The Academy of Athens, a research academy established in 1926, announced the election of a native Greek UT professor to its list of members Thursday night.
Nicholas Peppas, born in Athens, Greece, moved to Boston in August 1971 and earned his doctorate at the Massachusetts Institute of Technology in biomedical and chemical engineering, receiving the degree in two years. Peppas said he appreciated the recognition from his home country.
“I was humbled and at the same time very happy for the election,” Peppas said. “It is a dream of all Greeks to be recognized by the highest recognition of the country where they were born.”

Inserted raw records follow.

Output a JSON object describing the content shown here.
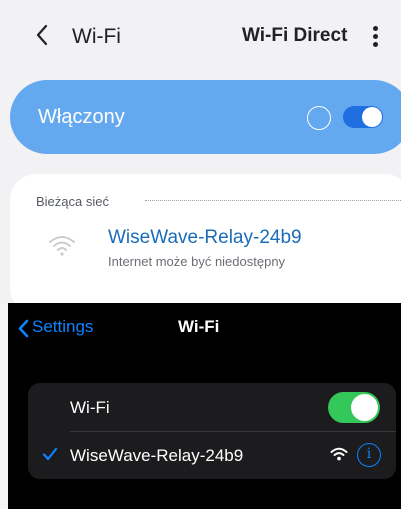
{
  "android": {
    "header": {
      "title": "Wi-Fi",
      "direct_label": "Wi-Fi Direct",
      "back_icon": "chevron-left-icon",
      "more_icon": "more-vertical-icon"
    },
    "master_switch": {
      "label": "Włączony",
      "state": "on",
      "card_color": "#64a9ef",
      "toggle_color": "#1f6fe0"
    },
    "current_network": {
      "section_label": "Bieżąca sieć",
      "ssid": "WiseWave-Relay-24b9",
      "status": "Internet może być niedostępny",
      "ssid_color": "#1a6cb8",
      "icon": "wifi-icon"
    }
  },
  "ios": {
    "nav": {
      "back_label": "Settings",
      "title": "Wi-Fi",
      "accent": "#0a84ff"
    },
    "wifi_row": {
      "label": "Wi-Fi",
      "state": "on",
      "toggle_color": "#34c759"
    },
    "network_row": {
      "ssid": "WiseWave-Relay-24b9",
      "connected": true,
      "info_glyph": "i",
      "icons": [
        "checkmark-icon",
        "wifi-icon",
        "info-icon"
      ]
    }
  }
}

The Academy of Athens attributes Peppas’ multidisciplinary work with biomaterials, drug delivery and pharmaceutical bioengineering as well as his 37 medical product patents to his nomination. Peppas said around 760 students, visiting scientists and postdoctoral students have passed through his lab in his 11 years working at the University, including 150 graduate students. Peppas has spent a total of 38 years in research, including a stint at Purdue University.
William Liechty, a former graduate student who worked with the professor, said Peppas’ commitment put him above others in his field. Liechty, who now works in research and development at Dow Pharmaceutical Sciences, said he appreciated the individual attention from Peppas.
“What sets him above nearly every professor I’ve known — what makes him a cut above — is the time and dedication he has to make sure that we can personally succeed in our own careers,” Liechty said. “I think that’s really uncommon and rare for a professor of his stature. I just wonder if there are any awards left to give this guy.”
Peppas, the chair of the biomedical engineering department and a professor in chemical and biomedical engineering, has been elected into several research academies including the Institute of Medicine of the National Academies, the National Academy of Engineering and the French Academy of Pharmacy.
Surya Mallapragada, also a former graduate student who worked with Peppas and now a biological engineering professor at Iowa State University, said she has always been impressed by the hours Peppas spent in his office working on his research.
“He was always one of the first to arrive at work and one of the last to leave, despite the fact that he lived 60 miles from campus, and we lived a few miles away from campus,” Mallapragada said. “He is still a wonderful mentor and friend to me, after all these years.”
Correction: This article has been corrected since its original posting. Because of a reporting error, an earlier version of this story misstated the people who have passed through Nicholas Peppas' lab. It includes students, postdoctoral students and visiting scientists. The story also misstated Peppas' position at UT. He is the chair of the biomedical engineering department.